Read personal financial management expert Shahar Ziv’s top pieces of financial planning advice specifically for graduate students.
1. Plan. Budgeting equals awareness. Create a financial plan to help you cultivate awareness of how you spend and save, and to ensure that your spending aligns with your goals and values.
2. Find your system. Pencil and paper, Microsoft Excel, Mint, YNAB: there are many tools that can help you manage your finances. Use the one that best helps you live below your means and understand how you are spending your money.
3. Harness the time value of money: Your most valuable financial asset is time. Start saving early to take advantage of the power of compound interest and allow your money to grow exponentially. If saved today, $1,000 could be worth more than $10,000 in thirty-five years, but only about $5,000 if you waited ten years to start saving (assuming 7 percent annual return and yearly compounding).
4. Learn the money value of time. As life gets busier, try to keep your finances simple. Automate as many routine financial tasks as possible: schedule direct deposits to automate savings, and set up auto-pay on important bills to prevent late payments that could damage your credit. Check your account statements regularly to avoid letting debt creep up or unknown transactions sneak past you.
5. Protect yourself. Most graduate students forget to obtain renter’s insurance. It is inexpensive (usually less than $200 a year), can be shared with a roommate, and covers items both inside and outside of your apartment. Get “replacement cost coverage,” and visually catalog your items with a phone or video camera to have documentation in case of a claim.
6. Remember that stuff happens. Create a three-to-six-month emergency fund to cover the unexpected. Whether facing a large medical bill, an accident, or something else, having a buffer will help keep you afloat without resorting to more expensive options, such as paying with your credit card.

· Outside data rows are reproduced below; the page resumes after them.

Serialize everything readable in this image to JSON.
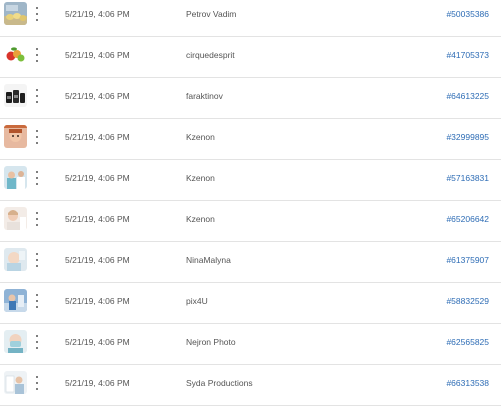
{
  "rows": [
    {
      "thumb_icon": "yellow-flowers-thumbnail",
      "date": "5/21/19, 4:06 PM",
      "author": "Petrov Vadim",
      "id": "#50035386"
    },
    {
      "thumb_icon": "fruit-thumbnail",
      "date": "5/21/19, 4:06 PM",
      "author": "cirquedesprit",
      "id": "#41705373"
    },
    {
      "thumb_icon": "supplement-bottles-thumbnail",
      "date": "5/21/19, 4:06 PM",
      "author": "faraktinov",
      "id": "#64613225"
    },
    {
      "thumb_icon": "woman-portrait-thumbnail",
      "date": "5/21/19, 4:06 PM",
      "author": "Kzenon",
      "id": "#32999895"
    },
    {
      "thumb_icon": "medical-staff-thumbnail",
      "date": "5/21/19, 4:06 PM",
      "author": "Kzenon",
      "id": "#57163831"
    },
    {
      "thumb_icon": "doctor-patient-thumbnail",
      "date": "5/21/19, 4:06 PM",
      "author": "Kzenon",
      "id": "#65206642"
    },
    {
      "thumb_icon": "dental-care-thumbnail",
      "date": "5/21/19, 4:06 PM",
      "author": "NinaMalyna",
      "id": "#61375907"
    },
    {
      "thumb_icon": "hospital-scene-thumbnail",
      "date": "5/21/19, 4:06 PM",
      "author": "pix4U",
      "id": "#58832529"
    },
    {
      "thumb_icon": "surgeon-mask-thumbnail",
      "date": "5/21/19, 4:06 PM",
      "author": "Nejron Photo",
      "id": "#62565825"
    },
    {
      "thumb_icon": "medical-exam-thumbnail",
      "date": "5/21/19, 4:06 PM",
      "author": "Syda Productions",
      "id": "#66313538"
    }
  ],
  "colors": {
    "id_link": "#2d6cb5",
    "row_divider": "#e3e3e3",
    "text": "#555555"
  }
}
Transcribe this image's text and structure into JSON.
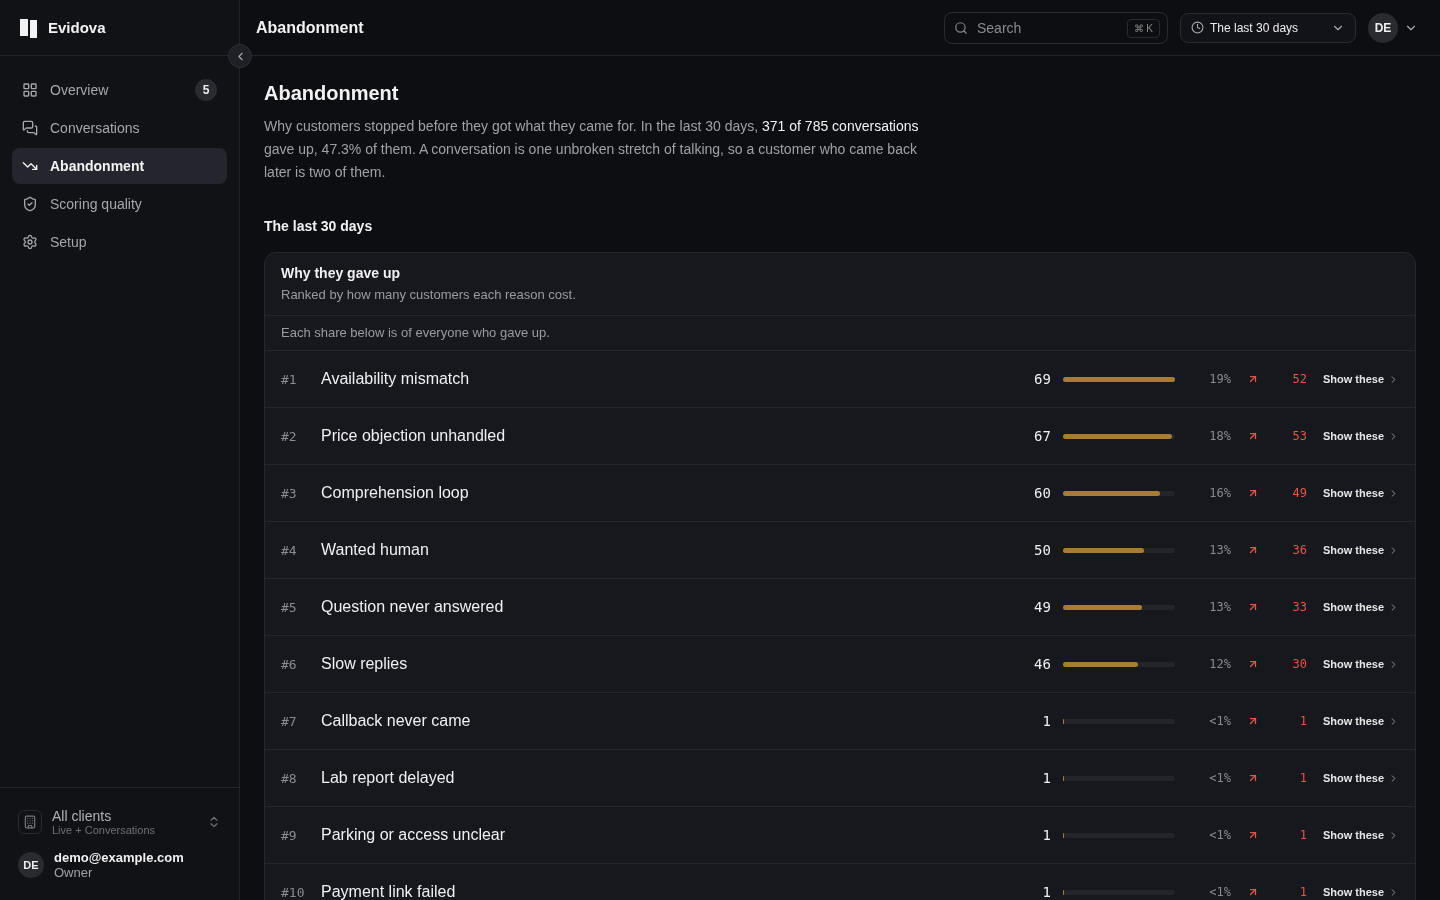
{
  "brand": {
    "name": "Evidova"
  },
  "nav": [
    {
      "label": "Overview",
      "selected": false,
      "badge": "5"
    },
    {
      "label": "Conversations",
      "selected": false
    },
    {
      "label": "Abandonment",
      "selected": true
    },
    {
      "label": "Scoring quality",
      "selected": false
    },
    {
      "label": "Setup",
      "selected": false
    }
  ],
  "workspace": {
    "name": "All clients",
    "subtitle": "Live + Conversations"
  },
  "account": {
    "initials": "DE",
    "email": "demo@example.com",
    "role": "Owner"
  },
  "topbar": {
    "title": "Abandonment",
    "search_placeholder": "Search",
    "shortcut": "⌘ K",
    "range": "The last 30 days",
    "avatar": "DE"
  },
  "page": {
    "title": "Abandonment",
    "intro": "Why customers stopped before they got what they came for. In the last 30 days, **371 of 785 conversations** gave up, 47.3% of them. A conversation is one unbroken stretch of talking, so a customer who came back later is two of them.",
    "section": "The last 30 days"
  },
  "card": {
    "title": "Why they gave up",
    "subtitle": "Ranked by how many customers each reason cost.",
    "note": "Each share below is of everyone who gave up.",
    "rows": [
      {
        "rank": "#1",
        "reason": "Availability mismatch",
        "count": "69",
        "level": 1.0,
        "share": "19%",
        "delta": "52",
        "action": "Show these"
      },
      {
        "rank": "#2",
        "reason": "Price objection unhandled",
        "count": "67",
        "level": 0.97,
        "share": "18%",
        "delta": "53",
        "action": "Show these"
      },
      {
        "rank": "#3",
        "reason": "Comprehension loop",
        "count": "60",
        "level": 0.87,
        "share": "16%",
        "delta": "49",
        "action": "Show these"
      },
      {
        "rank": "#4",
        "reason": "Wanted human",
        "count": "50",
        "level": 0.72,
        "share": "13%",
        "delta": "36",
        "action": "Show these"
      },
      {
        "rank": "#5",
        "reason": "Question never answered",
        "count": "49",
        "level": 0.71,
        "share": "13%",
        "delta": "33",
        "action": "Show these"
      },
      {
        "rank": "#6",
        "reason": "Slow replies",
        "count": "46",
        "level": 0.67,
        "share": "12%",
        "delta": "30",
        "action": "Show these"
      },
      {
        "rank": "#7",
        "reason": "Callback never came",
        "count": "1",
        "level": 0.01,
        "share": "<1%",
        "delta": "1",
        "action": "Show these"
      },
      {
        "rank": "#8",
        "reason": "Lab report delayed",
        "count": "1",
        "level": 0.01,
        "share": "<1%",
        "delta": "1",
        "action": "Show these"
      },
      {
        "rank": "#9",
        "reason": "Parking or access unclear",
        "count": "1",
        "level": 0.01,
        "share": "<1%",
        "delta": "1",
        "action": "Show these"
      },
      {
        "rank": "#10",
        "reason": "Payment link failed",
        "count": "1",
        "level": 0.01,
        "share": "<1%",
        "delta": "1",
        "action": "Show these"
      }
    ]
  }
}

7. Maintain your financial reputation. Good credit can lead to thousands in savings. Conversely, bad credit can cost you thousands. Ensure that you maintain a solid credit rating. On a thirty-year mortgage for $500,000 in New York, dropping from a credit score of 760 to 650 could mean paying more than $110,000 in extra interest and fees.
8. Stagger your credit reports. You are entitled to one free credit report annually from each of the three major credit reporting bureaus (Equifax, Experian, and TransUnion). Spread these out: pull a report every four months so you have more frequent checks on your credit and avoid identity theft. To check your report, go to AnnualCreditReport.com. (Avoid FreeCreditReport.com, as it enrolls you in other services that most people do not need.) Want to check your credit score? Many credit cards and banks offer this service for free. Otherwise, websites such as Credit Karma can give you a good approximation of your credit score—with no strings attached.
9. Take the time to research your options for paying off student loans. Find out whether you qualify for federal income-driven repayment programs, and whether they make sense for you. Here is a good place to start.
10. Recognize that money is a means to an end, not an end in itself. Do not forget about the journey, and buy experiences that make you happy!